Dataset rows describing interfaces
══════
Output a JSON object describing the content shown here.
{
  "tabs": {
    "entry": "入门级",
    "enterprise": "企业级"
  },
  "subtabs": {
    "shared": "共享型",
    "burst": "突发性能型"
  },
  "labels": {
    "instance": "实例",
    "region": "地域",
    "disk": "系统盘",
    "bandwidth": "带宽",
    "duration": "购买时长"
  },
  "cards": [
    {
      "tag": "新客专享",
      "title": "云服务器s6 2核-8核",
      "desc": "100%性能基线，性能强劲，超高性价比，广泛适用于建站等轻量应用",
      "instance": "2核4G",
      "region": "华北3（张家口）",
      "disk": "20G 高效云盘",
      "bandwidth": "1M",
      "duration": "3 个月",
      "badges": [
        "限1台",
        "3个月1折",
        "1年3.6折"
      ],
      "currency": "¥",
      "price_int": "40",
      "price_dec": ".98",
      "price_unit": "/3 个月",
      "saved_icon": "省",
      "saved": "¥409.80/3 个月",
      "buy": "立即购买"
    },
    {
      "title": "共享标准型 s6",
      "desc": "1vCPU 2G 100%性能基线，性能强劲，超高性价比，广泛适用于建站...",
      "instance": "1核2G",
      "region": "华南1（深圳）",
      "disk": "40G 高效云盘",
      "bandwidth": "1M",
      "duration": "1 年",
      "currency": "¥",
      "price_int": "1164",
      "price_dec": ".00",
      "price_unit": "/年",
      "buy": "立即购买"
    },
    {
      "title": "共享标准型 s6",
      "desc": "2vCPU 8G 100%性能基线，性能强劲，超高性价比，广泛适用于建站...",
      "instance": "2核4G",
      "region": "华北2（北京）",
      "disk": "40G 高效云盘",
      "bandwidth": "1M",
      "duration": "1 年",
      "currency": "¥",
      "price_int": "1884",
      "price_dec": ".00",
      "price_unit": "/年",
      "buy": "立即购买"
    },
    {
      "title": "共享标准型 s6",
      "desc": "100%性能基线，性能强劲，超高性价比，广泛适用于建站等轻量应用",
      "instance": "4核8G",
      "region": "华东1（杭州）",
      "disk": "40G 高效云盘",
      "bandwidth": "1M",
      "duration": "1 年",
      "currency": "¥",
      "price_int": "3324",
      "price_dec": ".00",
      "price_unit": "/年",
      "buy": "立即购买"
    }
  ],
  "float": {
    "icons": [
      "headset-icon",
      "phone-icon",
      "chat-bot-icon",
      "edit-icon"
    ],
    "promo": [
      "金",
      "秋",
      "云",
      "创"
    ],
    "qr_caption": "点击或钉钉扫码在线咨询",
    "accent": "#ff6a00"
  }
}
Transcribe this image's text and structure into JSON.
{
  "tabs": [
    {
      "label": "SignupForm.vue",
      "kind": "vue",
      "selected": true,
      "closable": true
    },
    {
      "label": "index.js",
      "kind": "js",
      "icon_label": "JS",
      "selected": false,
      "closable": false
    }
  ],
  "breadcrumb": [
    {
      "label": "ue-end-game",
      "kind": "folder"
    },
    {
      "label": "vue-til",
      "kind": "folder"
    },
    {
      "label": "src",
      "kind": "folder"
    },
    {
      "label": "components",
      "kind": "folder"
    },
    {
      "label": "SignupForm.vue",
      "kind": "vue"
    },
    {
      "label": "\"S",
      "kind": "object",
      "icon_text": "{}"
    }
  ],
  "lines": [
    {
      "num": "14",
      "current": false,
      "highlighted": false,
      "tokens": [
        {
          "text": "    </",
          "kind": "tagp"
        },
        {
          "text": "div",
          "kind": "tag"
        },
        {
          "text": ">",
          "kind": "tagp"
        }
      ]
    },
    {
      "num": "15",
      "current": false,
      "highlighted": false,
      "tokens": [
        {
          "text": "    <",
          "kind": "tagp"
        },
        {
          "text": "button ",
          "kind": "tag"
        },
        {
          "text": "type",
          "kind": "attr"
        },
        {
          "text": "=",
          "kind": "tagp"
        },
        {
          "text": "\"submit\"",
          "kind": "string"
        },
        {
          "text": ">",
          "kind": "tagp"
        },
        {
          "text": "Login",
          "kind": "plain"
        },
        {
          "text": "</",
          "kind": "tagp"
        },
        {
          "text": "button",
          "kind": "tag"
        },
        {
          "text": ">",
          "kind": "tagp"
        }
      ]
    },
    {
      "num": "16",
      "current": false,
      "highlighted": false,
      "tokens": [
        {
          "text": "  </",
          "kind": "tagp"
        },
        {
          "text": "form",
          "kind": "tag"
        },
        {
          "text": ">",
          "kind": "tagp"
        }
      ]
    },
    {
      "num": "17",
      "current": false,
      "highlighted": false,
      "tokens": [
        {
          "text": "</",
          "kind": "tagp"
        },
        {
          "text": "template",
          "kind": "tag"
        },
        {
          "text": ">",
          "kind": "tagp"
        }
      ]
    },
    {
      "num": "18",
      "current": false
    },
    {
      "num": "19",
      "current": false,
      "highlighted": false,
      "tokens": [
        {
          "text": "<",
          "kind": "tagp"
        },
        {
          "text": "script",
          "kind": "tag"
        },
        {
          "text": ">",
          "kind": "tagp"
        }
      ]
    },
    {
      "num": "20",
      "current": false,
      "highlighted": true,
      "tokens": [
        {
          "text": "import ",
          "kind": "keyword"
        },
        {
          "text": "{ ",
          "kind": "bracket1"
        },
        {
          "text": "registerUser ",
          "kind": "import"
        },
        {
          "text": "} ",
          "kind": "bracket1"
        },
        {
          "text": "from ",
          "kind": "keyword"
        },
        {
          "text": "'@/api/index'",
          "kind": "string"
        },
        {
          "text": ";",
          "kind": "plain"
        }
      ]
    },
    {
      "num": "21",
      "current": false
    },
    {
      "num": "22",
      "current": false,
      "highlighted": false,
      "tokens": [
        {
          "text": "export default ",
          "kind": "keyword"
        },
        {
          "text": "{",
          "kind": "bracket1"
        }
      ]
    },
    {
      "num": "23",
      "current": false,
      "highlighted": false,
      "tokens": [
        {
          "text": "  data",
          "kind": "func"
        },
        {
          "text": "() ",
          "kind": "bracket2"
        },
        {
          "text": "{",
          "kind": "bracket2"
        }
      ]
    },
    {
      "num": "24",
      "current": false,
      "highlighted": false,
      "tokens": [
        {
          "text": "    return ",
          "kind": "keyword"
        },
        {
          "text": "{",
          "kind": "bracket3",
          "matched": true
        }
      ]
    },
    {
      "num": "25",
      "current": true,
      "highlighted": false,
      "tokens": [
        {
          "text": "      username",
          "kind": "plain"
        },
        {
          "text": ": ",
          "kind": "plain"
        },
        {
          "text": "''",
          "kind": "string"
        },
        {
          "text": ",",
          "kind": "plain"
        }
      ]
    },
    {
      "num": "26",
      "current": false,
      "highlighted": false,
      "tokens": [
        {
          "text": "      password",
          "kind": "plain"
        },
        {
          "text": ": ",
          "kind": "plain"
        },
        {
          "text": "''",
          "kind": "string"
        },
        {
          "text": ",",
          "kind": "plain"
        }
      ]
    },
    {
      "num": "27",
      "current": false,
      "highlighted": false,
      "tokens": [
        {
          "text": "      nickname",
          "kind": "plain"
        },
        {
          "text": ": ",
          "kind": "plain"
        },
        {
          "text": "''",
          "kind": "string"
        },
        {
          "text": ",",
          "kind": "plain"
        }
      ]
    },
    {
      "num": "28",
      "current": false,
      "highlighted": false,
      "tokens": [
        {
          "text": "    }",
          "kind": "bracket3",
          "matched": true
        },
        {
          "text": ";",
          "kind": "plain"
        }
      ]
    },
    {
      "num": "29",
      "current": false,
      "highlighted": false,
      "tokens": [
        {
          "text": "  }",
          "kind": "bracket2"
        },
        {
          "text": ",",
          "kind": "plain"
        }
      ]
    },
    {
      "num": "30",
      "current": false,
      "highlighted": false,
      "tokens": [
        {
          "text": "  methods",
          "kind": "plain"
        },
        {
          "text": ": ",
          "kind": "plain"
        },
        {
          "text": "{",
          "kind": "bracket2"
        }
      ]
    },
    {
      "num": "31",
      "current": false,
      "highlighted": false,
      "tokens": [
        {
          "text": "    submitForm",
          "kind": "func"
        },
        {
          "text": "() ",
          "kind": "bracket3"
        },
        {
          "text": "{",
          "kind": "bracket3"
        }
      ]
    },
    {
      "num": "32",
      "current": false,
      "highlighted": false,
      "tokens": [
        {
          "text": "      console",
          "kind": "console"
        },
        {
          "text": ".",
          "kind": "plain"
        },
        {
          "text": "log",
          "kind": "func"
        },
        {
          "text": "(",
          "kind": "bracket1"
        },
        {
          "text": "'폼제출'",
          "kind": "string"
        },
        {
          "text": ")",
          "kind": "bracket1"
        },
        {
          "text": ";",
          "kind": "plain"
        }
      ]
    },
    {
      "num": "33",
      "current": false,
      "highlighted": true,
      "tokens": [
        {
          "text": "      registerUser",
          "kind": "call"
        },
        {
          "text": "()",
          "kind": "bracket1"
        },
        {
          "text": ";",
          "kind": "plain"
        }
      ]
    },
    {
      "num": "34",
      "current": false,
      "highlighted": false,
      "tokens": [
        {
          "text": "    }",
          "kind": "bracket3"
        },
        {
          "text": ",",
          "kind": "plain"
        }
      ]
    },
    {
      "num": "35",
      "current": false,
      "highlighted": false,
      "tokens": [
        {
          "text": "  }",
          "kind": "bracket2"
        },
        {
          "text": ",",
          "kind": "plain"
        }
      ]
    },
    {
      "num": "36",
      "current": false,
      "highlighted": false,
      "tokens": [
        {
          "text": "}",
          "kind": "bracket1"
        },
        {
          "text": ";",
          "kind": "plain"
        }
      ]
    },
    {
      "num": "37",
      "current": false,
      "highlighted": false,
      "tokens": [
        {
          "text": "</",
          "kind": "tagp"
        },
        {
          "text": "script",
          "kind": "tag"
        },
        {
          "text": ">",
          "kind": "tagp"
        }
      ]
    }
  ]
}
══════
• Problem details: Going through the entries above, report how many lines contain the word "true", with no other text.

• Written answer: 7